#### Data for this task

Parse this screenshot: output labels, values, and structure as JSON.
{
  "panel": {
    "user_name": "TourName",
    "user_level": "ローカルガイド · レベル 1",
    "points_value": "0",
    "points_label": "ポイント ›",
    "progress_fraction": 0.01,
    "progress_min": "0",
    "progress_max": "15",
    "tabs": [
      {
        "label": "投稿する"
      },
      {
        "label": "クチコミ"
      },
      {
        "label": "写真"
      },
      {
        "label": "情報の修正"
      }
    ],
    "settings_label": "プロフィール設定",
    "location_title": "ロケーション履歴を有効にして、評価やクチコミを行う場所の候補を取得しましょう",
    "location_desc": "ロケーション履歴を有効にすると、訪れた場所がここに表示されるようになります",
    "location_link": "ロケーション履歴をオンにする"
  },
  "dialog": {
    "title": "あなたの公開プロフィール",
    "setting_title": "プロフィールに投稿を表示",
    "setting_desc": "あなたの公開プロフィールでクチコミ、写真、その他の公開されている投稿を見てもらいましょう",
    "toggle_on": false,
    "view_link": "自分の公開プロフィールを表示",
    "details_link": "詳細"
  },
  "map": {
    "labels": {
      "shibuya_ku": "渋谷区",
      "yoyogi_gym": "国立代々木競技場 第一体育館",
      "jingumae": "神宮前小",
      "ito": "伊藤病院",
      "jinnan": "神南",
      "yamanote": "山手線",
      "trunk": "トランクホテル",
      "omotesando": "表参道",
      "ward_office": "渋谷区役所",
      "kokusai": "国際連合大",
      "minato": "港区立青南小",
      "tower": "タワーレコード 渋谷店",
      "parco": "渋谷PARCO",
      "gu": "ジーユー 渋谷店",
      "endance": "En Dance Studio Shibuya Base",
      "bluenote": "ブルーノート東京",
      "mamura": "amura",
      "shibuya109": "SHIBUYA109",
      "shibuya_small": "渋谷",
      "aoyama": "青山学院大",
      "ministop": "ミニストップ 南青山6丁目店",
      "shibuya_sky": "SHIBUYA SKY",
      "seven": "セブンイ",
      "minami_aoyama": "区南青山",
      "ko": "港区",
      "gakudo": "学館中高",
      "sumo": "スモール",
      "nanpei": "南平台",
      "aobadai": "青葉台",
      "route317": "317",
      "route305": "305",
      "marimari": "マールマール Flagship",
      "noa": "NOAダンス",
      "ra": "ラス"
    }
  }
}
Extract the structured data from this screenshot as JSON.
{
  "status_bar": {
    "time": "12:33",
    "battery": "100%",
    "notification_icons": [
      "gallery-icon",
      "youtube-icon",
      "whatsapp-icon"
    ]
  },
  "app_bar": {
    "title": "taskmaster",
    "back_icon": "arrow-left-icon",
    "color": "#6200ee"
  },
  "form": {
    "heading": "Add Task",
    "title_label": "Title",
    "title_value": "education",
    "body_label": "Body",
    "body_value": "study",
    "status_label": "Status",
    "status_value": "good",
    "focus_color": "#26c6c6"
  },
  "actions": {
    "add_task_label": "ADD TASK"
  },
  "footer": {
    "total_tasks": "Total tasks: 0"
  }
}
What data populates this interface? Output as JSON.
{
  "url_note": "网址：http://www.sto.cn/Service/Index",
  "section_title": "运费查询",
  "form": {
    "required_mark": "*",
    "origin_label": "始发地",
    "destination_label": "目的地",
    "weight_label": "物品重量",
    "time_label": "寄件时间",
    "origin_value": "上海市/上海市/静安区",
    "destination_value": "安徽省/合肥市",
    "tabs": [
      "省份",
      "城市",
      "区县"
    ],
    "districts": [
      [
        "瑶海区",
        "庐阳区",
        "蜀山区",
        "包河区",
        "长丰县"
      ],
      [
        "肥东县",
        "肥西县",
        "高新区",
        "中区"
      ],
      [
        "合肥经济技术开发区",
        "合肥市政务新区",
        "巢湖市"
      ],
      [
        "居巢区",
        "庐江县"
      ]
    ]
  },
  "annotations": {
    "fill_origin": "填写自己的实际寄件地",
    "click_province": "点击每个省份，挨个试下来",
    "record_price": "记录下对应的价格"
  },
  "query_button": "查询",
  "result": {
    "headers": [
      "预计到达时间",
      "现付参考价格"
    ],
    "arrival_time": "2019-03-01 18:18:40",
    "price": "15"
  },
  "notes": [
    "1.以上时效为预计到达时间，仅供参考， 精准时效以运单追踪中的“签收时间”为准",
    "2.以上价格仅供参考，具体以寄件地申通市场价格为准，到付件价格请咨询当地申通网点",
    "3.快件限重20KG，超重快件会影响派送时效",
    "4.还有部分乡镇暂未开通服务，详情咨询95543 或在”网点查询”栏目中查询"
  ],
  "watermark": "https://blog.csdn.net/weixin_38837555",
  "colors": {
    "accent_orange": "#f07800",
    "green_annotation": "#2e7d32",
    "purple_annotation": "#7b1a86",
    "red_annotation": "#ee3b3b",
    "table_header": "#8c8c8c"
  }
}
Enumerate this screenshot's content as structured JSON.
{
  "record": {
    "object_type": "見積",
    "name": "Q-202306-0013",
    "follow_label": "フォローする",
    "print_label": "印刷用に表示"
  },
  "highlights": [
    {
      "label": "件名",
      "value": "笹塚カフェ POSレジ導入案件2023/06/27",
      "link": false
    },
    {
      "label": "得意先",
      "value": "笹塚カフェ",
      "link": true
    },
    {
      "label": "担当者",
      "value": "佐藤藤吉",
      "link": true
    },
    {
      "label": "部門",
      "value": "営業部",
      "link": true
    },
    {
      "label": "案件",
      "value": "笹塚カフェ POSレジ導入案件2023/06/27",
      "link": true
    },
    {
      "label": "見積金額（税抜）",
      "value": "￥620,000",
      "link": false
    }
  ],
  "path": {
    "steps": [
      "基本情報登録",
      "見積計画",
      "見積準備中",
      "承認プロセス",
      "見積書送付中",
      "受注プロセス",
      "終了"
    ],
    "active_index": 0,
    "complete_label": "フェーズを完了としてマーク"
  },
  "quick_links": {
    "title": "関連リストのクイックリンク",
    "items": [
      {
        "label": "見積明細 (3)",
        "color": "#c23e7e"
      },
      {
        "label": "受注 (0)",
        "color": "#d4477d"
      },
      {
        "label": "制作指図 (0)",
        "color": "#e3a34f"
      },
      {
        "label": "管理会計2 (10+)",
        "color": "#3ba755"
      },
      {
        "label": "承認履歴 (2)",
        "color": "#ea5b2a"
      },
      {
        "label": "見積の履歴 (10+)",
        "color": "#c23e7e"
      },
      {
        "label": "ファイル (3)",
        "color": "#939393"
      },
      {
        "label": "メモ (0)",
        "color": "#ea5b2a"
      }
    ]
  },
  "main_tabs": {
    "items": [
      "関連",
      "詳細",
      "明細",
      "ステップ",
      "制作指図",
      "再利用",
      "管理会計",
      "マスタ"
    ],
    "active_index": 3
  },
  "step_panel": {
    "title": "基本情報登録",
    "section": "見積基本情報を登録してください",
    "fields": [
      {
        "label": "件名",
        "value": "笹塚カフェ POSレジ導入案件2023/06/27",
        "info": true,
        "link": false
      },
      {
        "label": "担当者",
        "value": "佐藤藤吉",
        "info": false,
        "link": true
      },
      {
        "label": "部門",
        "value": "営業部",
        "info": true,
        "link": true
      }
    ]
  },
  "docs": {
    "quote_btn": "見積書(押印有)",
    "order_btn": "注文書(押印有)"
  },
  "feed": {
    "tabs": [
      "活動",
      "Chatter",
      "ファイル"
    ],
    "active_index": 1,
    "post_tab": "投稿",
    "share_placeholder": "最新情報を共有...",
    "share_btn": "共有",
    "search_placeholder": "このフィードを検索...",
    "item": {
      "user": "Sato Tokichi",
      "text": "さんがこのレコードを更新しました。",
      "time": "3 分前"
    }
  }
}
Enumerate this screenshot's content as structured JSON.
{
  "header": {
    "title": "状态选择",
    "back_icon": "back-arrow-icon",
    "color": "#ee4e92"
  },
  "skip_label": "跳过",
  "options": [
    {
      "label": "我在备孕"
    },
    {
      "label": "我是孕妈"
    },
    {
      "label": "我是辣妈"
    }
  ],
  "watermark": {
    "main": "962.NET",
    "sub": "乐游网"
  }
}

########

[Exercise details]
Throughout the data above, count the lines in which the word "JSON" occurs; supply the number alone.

[Solution]
5